WHAT IS REQUIRED:
The records below must be reproduced exactly. Strip out the pictures.

# # # #

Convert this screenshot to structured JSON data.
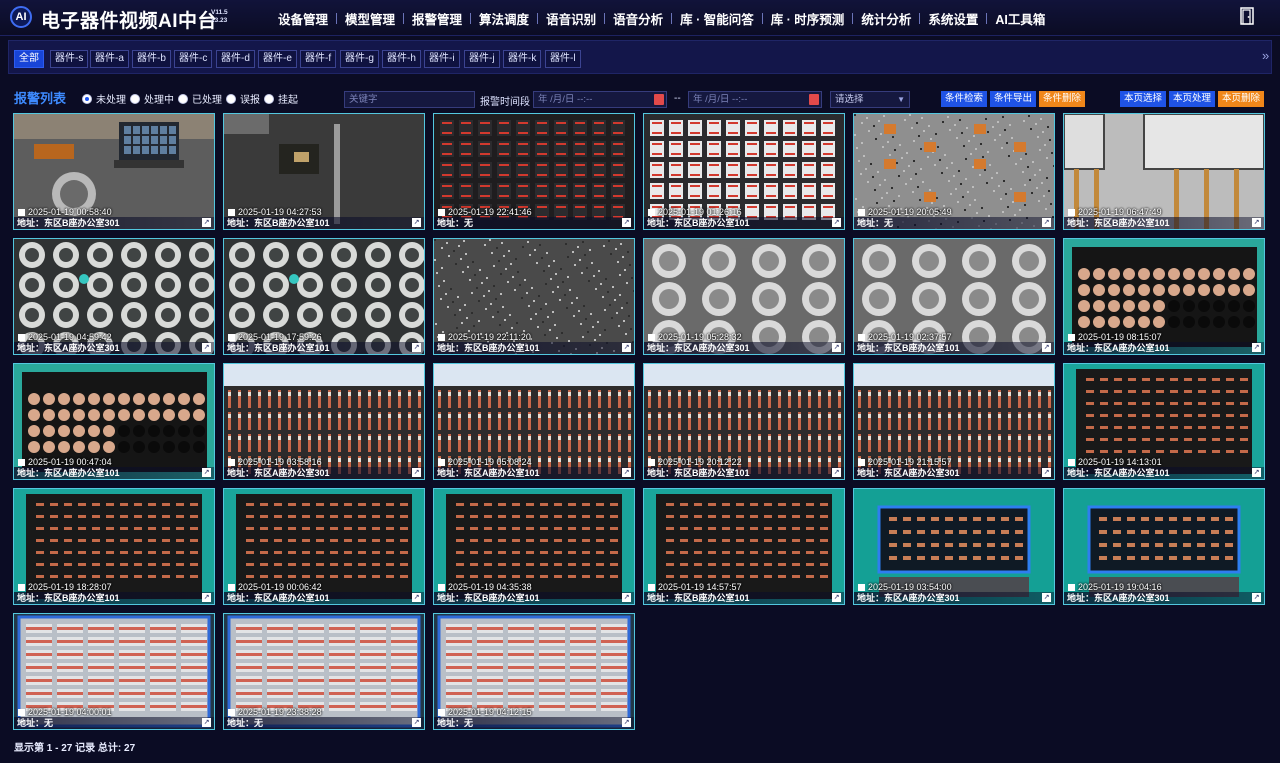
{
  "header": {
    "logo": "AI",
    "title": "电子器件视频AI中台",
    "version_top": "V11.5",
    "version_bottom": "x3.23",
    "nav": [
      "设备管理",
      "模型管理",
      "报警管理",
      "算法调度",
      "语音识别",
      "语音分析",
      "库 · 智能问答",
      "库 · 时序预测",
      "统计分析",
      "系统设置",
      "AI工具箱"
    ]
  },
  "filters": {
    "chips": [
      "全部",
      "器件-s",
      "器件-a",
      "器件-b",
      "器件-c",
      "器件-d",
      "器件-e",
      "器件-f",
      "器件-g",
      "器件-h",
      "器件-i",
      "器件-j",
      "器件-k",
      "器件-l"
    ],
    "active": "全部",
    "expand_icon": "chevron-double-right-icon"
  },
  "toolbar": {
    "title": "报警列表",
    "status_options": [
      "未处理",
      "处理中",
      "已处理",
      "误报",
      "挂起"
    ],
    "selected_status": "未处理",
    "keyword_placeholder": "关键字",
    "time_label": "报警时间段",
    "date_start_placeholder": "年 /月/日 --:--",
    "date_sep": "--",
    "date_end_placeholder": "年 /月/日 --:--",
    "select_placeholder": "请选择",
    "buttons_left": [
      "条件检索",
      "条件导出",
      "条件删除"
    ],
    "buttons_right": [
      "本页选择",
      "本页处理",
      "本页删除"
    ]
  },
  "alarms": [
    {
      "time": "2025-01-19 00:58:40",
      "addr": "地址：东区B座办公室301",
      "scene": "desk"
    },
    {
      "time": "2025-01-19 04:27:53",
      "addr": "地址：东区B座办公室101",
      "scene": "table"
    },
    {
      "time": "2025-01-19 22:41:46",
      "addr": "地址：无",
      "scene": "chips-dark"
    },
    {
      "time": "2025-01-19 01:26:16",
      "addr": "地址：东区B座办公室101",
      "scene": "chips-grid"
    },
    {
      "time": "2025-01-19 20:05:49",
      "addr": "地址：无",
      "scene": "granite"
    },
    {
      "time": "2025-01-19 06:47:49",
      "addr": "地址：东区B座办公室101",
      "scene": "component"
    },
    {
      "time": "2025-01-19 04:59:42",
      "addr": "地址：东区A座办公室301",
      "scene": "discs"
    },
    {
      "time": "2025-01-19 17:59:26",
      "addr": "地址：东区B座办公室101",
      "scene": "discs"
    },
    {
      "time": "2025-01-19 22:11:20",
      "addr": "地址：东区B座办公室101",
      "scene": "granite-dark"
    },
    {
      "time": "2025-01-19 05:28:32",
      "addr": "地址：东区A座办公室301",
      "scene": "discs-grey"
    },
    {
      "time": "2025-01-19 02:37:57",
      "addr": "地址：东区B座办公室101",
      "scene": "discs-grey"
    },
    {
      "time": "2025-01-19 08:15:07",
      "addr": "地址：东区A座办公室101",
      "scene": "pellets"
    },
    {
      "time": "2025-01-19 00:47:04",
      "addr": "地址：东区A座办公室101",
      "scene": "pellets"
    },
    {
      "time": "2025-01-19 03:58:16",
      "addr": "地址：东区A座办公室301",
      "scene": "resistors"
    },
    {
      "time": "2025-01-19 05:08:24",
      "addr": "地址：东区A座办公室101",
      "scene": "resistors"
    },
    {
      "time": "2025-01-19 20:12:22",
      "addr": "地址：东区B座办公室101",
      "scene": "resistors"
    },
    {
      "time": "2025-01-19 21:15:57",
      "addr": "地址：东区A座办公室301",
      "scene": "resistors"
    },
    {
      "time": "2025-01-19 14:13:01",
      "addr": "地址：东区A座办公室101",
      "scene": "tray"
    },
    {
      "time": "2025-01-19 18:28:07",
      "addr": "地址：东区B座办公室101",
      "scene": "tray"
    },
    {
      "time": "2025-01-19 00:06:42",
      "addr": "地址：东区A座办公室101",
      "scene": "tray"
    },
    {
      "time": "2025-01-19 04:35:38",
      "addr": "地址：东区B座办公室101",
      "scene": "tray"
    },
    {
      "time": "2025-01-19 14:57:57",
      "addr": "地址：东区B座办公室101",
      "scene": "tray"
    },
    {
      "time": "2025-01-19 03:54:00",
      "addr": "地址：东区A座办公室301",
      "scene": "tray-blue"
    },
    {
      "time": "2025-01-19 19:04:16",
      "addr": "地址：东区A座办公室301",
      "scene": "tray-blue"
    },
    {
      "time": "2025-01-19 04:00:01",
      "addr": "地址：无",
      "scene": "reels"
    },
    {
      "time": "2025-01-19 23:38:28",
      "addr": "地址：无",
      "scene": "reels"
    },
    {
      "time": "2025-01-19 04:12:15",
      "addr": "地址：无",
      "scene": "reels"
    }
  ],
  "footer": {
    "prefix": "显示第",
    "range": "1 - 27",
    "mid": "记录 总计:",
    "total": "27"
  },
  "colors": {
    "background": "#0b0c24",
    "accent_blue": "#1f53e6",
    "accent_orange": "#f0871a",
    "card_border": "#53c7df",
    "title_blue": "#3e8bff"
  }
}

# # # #

RESULT OF THIS EXERCISE:
Convert this screenshot to structured JSON data.
{
  "header": {
    "logo": "AI",
    "title": "电子器件视频AI中台",
    "version_top": "V11.5",
    "version_bottom": "x3.23",
    "nav": [
      "设备管理",
      "模型管理",
      "报警管理",
      "算法调度",
      "语音识别",
      "语音分析",
      "库 · 智能问答",
      "库 · 时序预测",
      "统计分析",
      "系统设置",
      "AI工具箱"
    ]
  },
  "filters": {
    "chips": [
      "全部",
      "器件-s",
      "器件-a",
      "器件-b",
      "器件-c",
      "器件-d",
      "器件-e",
      "器件-f",
      "器件-g",
      "器件-h",
      "器件-i",
      "器件-j",
      "器件-k",
      "器件-l"
    ],
    "active": "全部",
    "expand_icon": "chevron-double-right-icon"
  },
  "toolbar": {
    "title": "报警列表",
    "status_options": [
      "未处理",
      "处理中",
      "已处理",
      "误报",
      "挂起"
    ],
    "selected_status": "未处理",
    "keyword_placeholder": "关键字",
    "time_label": "报警时间段",
    "date_start_placeholder": "年 /月/日 --:--",
    "date_sep": "--",
    "date_end_placeholder": "年 /月/日 --:--",
    "select_placeholder": "请选择",
    "buttons_left": [
      "条件检索",
      "条件导出",
      "条件删除"
    ],
    "buttons_right": [
      "本页选择",
      "本页处理",
      "本页删除"
    ]
  },
  "alarms": [
    {
      "time": "2025-01-19 00:58:40",
      "addr": "地址：东区B座办公室301",
      "scene": "desk"
    },
    {
      "time": "2025-01-19 04:27:53",
      "addr": "地址：东区B座办公室101",
      "scene": "table"
    },
    {
      "time": "2025-01-19 22:41:46",
      "addr": "地址：无",
      "scene": "chips-dark"
    },
    {
      "time": "2025-01-19 01:26:16",
      "addr": "地址：东区B座办公室101",
      "scene": "chips-grid"
    },
    {
      "time": "2025-01-19 20:05:49",
      "addr": "地址：无",
      "scene": "granite"
    },
    {
      "time": "2025-01-19 06:47:49",
      "addr": "地址：东区B座办公室101",
      "scene": "component"
    },
    {
      "time": "2025-01-19 04:59:42",
      "addr": "地址：东区A座办公室301",
      "scene": "discs"
    },
    {
      "time": "2025-01-19 17:59:26",
      "addr": "地址：东区B座办公室101",
      "scene": "discs"
    },
    {
      "time": "2025-01-19 22:11:20",
      "addr": "地址：东区B座办公室101",
      "scene": "granite-dark"
    },
    {
      "time": "2025-01-19 05:28:32",
      "addr": "地址：东区A座办公室301",
      "scene": "discs-grey"
    },
    {
      "time": "2025-01-19 02:37:57",
      "addr": "地址：东区B座办公室101",
      "scene": "discs-grey"
    },
    {
      "time": "2025-01-19 08:15:07",
      "addr": "地址：东区A座办公室101",
      "scene": "pellets"
    },
    {
      "time": "2025-01-19 00:47:04",
      "addr": "地址：东区A座办公室101",
      "scene": "pellets"
    },
    {
      "time": "2025-01-19 03:58:16",
      "addr": "地址：东区A座办公室301",
      "scene": "resistors"
    },
    {
      "time": "2025-01-19 05:08:24",
      "addr": "地址：东区A座办公室101",
      "scene": "resistors"
    },
    {
      "time": "2025-01-19 20:12:22",
      "addr": "地址：东区B座办公室101",
      "scene": "resistors"
    },
    {
      "time": "2025-01-19 21:15:57",
      "addr": "地址：东区A座办公室301",
      "scene": "resistors"
    },
    {
      "time": "2025-01-19 14:13:01",
      "addr": "地址：东区A座办公室101",
      "scene": "tray"
    },
    {
      "time": "2025-01-19 18:28:07",
      "addr": "地址：东区B座办公室101",
      "scene": "tray"
    },
    {
      "time": "2025-01-19 00:06:42",
      "addr": "地址：东区A座办公室101",
      "scene": "tray"
    },
    {
      "time": "2025-01-19 04:35:38",
      "addr": "地址：东区B座办公室101",
      "scene": "tray"
    },
    {
      "time": "2025-01-19 14:57:57",
      "addr": "地址：东区B座办公室101",
      "scene": "tray"
    },
    {
      "time": "2025-01-19 03:54:00",
      "addr": "地址：东区A座办公室301",
      "scene": "tray-blue"
    },
    {
      "time": "2025-01-19 19:04:16",
      "addr": "地址：东区A座办公室301",
      "scene": "tray-blue"
    },
    {
      "time": "2025-01-19 04:00:01",
      "addr": "地址：无",
      "scene": "reels"
    },
    {
      "time": "2025-01-19 23:38:28",
      "addr": "地址：无",
      "scene": "reels"
    },
    {
      "time": "2025-01-19 04:12:15",
      "addr": "地址：无",
      "scene": "reels"
    }
  ],
  "footer": {
    "prefix": "显示第",
    "range": "1 - 27",
    "mid": "记录 总计:",
    "total": "27"
  },
  "colors": {
    "background": "#0b0c24",
    "accent_blue": "#1f53e6",
    "accent_orange": "#f0871a",
    "card_border": "#53c7df",
    "title_blue": "#3e8bff"
  }
}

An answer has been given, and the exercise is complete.